First, a word about that unspeakable article of Hitchens. He obviously has never lived in Pakistan and doesn’t know anything about its people in reality. Part of his argument is emotional – an emotion that is negative, an emotion of ridiculing and contempt. Whosoever has lived in Pakistan knows that the people on the ground in their majority are neither humorless nor eager to take offense, but warm, hardworking, hospitable and very much tolerant. Actually I always thought that they are too tolerant, they should take offense much earlier. I think they are not very brave in the sense that they go and risk in order to fight injustice, but that is also related to the fact that they are not individuals who think and care only about themselves and that their right and welfare was most important but they are family people who feel responsible for those depending on them and would not want to endanger the welfare of the family for some abstract or concrete injustice. They have accepted me without much asking; have taken me into their custody though I was nobody to them. One should never analyze a society without knowing the sounds and smells of it. (more…)

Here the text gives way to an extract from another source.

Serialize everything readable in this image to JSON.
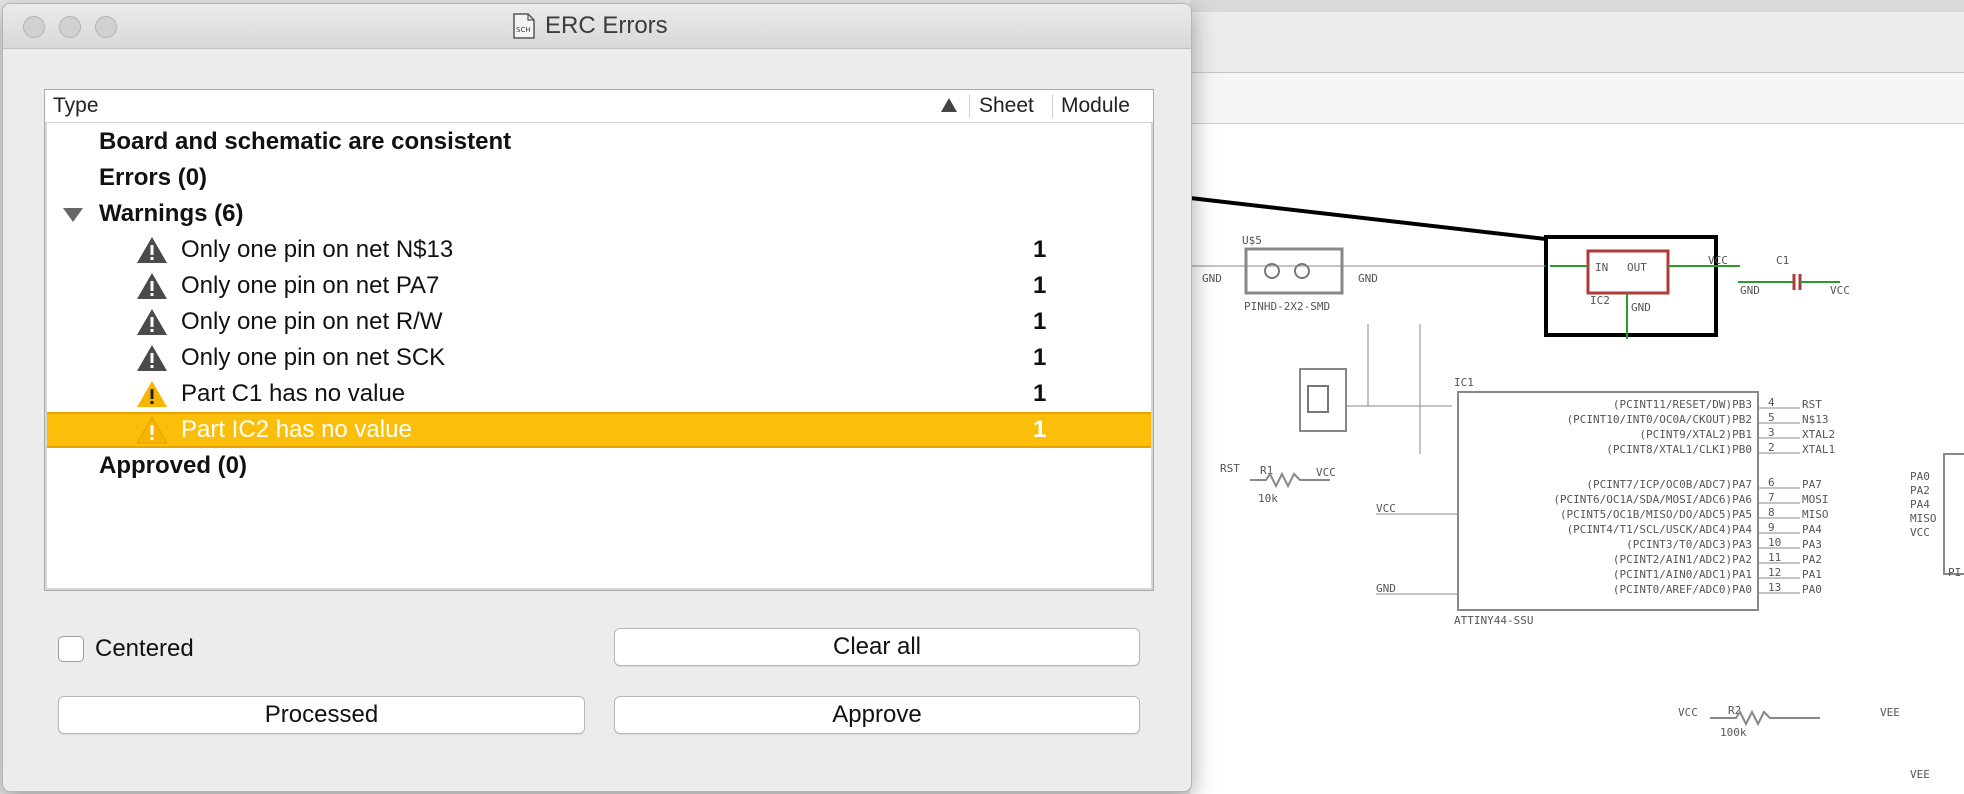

Pakistan’s Problems: More Hypotheses

July 1, 2011

By Anjum Altaf

Christopher Hitchens had offered a hypothesis in Vanity Fair that Pakistan’s problems stemmed from deep-rooted sexual repression. The evidence for this was the occurrence of honor killings, and the consequence other morbid symptoms that transformed the country into one that was “completely humorless, paranoid, insecure, eager to take offense, and suffering from self-righteousness, self-pity, and self-hatred.”

Even if one were to accept the broad characterization as correct, it is difficult to take the hypothesis itself seriously. In my response, I had assumed that just a cursory consideration of the fact that honor killings occurred in India as well would have been enough to discredit the hypothesis because none of the morbid consequences are to be observed in India. (more…)

Testing the Hypothesis of Sexual Repression in Pakistan

June 29, 2011

By Anjum Altaf

My response to Christopher Hitchens’ article in Vanity Fair was not well written because it got hijacked into areas that I did not intend to stress. In this post I will try and refocus the discussion on what I consider germane to the objectives of this blog, i.e., to examine a hypothesis critically in order to establish its validity.

The task therefore is to describe the hypotheses proffered by Hitchens and suggest how they may be fairly tested. As part of this exercise, I am not concerned with disputing or establishing the truth of facts; the emphasis is solely on the exercise of reasoning through the arguments assuming the facts to be true.

The central concern for Hitchens is the situation in Pakistan. This concern is well placed and thoroughly justified. The challenge that Hitchens assumes is to identify the most fundamental cause that explains this situation. (more…)

Pakistan Unhitches Hitchens

June 26, 2011

By Anjum Altaf

Pakistan is like the spouse who makes one froth at the mouth and take leave of one’s senses. In the ensuing rant, it is possible to get almost all the facts right while getting the big picture almost entirely wrong, leaving one feeling, the next day, sheepish and deeply embarrassed – the real damage done, in any such fight, being to oneself. Pakistan’s latest enraged ex is Christopher Hitchens, who could not have done himself any worse damage than what he has accomplished with his ironically titled Vanity Fair blowup, “From Abbottabad to Worse.”

Hitchens delivers his verdict right off the bat: (more…)